! – Code snippet to speed up Google Fonts – > <! – End of code snippet for Google Fonts – > Skip to main contentSkip to navigation
The most difficult aspect of any divorce or separation can be deciding where your children will live, and which parent will have custody. When making a child custody determination, a California court will consider many factors, including each parents' living accommodations and their ability to provide a safe environment. Although every family's situation is different, the health, safety, and welfare of the children are paramount in a child custody case — and a judge will always render a decision based on what is in their best interests.
Custody can be “joint,” and shared between parents or it can be “sole,” and belong only to one parent. In many cases, parents are able to come to an agreement outside of court to determine custody arrangements for their children. But when custody is contested, and the parents cannot reach a compromise, a judge will decide the outcome of the matter.
California courts do not automatically give preference to either the mother or the father in child custody cases. Rather, there are several factors a judge will examine to determine custody, including:
Importantly, the court will also consider the parent's stability and whether they can provide safe and suitable living accommodations for the child, factoring in their age and gender.
If the noncustodial parent doesn't have proper living accommodations, it doesn't necessarily mean they will be denied visitation. Both parents have a right to have meaningful parenting time with their children and absent any instances of abuse or neglect, a court will generally not deny access. However, a parent's living conditions could potentially impact the duration of time they may get to spend with the children — and whether they are allowed overnight visitation.
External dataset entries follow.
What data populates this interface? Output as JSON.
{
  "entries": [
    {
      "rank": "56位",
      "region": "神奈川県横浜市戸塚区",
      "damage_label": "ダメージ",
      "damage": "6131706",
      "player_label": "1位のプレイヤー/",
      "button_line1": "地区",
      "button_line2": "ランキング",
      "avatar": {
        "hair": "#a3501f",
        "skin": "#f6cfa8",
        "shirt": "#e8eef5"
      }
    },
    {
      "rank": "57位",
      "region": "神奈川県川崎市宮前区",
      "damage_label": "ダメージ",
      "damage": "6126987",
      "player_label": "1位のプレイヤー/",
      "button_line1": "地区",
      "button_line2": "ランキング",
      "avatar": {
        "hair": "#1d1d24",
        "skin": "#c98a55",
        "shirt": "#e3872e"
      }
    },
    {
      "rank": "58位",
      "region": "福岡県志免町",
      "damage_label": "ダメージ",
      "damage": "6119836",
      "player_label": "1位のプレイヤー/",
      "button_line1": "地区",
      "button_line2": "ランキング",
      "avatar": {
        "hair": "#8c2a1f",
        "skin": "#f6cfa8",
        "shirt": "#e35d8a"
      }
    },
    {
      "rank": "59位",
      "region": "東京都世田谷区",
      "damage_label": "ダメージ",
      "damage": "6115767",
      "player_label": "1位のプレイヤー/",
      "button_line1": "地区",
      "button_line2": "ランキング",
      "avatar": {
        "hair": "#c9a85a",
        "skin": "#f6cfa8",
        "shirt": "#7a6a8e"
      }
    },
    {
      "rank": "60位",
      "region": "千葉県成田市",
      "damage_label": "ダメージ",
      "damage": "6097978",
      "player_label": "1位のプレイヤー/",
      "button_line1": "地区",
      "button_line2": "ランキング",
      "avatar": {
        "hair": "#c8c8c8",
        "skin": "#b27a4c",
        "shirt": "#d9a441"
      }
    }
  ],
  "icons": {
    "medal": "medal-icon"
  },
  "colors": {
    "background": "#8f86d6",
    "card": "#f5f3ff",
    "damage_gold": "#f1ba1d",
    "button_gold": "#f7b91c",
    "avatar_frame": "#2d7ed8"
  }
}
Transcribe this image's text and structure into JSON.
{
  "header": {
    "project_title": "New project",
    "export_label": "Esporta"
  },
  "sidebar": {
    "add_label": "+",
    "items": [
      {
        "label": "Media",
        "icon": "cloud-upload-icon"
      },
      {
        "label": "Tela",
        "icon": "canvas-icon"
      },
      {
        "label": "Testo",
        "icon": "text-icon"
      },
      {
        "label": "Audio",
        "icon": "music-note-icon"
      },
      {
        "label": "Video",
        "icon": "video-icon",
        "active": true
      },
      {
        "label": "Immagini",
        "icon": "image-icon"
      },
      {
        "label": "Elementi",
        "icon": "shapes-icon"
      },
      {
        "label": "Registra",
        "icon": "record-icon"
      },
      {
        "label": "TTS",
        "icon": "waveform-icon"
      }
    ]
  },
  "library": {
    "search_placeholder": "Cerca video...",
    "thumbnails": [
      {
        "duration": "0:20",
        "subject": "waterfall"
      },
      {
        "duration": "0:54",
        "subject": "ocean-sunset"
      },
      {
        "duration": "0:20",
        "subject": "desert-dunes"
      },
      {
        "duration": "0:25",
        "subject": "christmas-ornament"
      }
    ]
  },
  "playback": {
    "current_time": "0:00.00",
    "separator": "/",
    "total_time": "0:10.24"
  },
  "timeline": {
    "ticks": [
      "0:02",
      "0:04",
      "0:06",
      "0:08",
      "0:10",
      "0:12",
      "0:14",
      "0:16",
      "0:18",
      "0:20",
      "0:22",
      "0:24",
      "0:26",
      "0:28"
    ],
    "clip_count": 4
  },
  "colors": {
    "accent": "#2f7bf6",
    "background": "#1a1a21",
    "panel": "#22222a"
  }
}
If the court finds that the noncustodial parent's living conditions are not safe or healthy for a child, a judge may order that visitation be supervised by a social worker or family member.
Sometimes, a noncustodial parent may not have the financial means to be able to afford a spacious living accommodation. Even though a court would not require a parent to have a large home in order to have visitation rights, they must still be able to provide adequate bedroom space for the children depending on the circumstances of the situation.
Specifically, a court will consider how many children live in the home, or will be visiting. While the amount of space alone will likely not be the sole determining factor in a court's custody decision, the issue of whether each child has an appropriate amount of space and privacy could affect the outcome. Additionally, a judge may assess how a child might adjust to their new surroundings. If the environment in which the noncustodial parent lives is significantly different from the child’s primary home, they may not be able to emotionally adapt as easily.
If Child Protective Services becomes involved in a custody case, a specific set of criteria is applied to determine whether the health and safety standards in the home are acceptable. CPS does not specifically require children to each have their own room. However, there are several rules concerning who is permitted to share a bedroom.
Under CPS's guidelines, no more than two children may share a bedroom and each child must have a separate bed with clean linens, pillows, blankets, and a mattress. In addition, children of opposite genders may not share a bedroom if they are over the age of five. CPS also requires that children must also have separate bedrooms from adults unless the child is an infant.
Each bedroom must also meet certain requirements. For example, a bedroom needs to have a window or door to function as an emergency exit to comply with CPS's rules. The bedroom entrance should also be easily accessible from the beds.
If a parent fails to meet CPS's requirements, they are given a certain amount of time to remedy the deficiency — depending on whether it would pose an immediate threat to the welfare of the children. If children are present in the home and CPS determines that there is a danger that poses an immediate threat, action must be taken right away to resolve the issue.
When facing a child custody dispute, it's critical to put your children first, no matter how strained the relationship between you and the other parent might be. While it's usually in the children's best interests to spend quality time with both parents, in some cases, it may not be. If you can prove that the child's welfare or safety would be placed at risk by their living or visiting with the other parent, custody may weigh in your favor.
In any child custody case, it's crucial to keep good records and document any questionable or concerning incidents. Any police reports, criminal convictions, or restraining orders in connection with the other parent should immediately be brought to the court's attention. A judge will evaluate any allegations of abuse or violence and corroborating evidence in a custody case.
If you're seeking primary custody, it's essential to make sure that your living accommodations are free from safety hazards. A judge will never award custody to a parent if the environment in which they live could jeopardize the welfare or health of the child. Although you don't need to have a large home or costly furnishings to be awarded custody, you must be able to provide your child with a living environment in which they can be healthy, happy, and thrive — emotionally, physically, and psychologically.
Child custody disputes can be stressful for everyone involved. If you are facing a child custody matter, a knowledgeable family law attorney can protect your legal rights and help relieve your emotional burden. The Law Offices of Rick D. Banks has provided dedicated representation and compassionate counsel to clients in Fresno and the surrounding area for child custody matters for more than 20 years. To schedule a no obligation consultation, call (559)222-4891.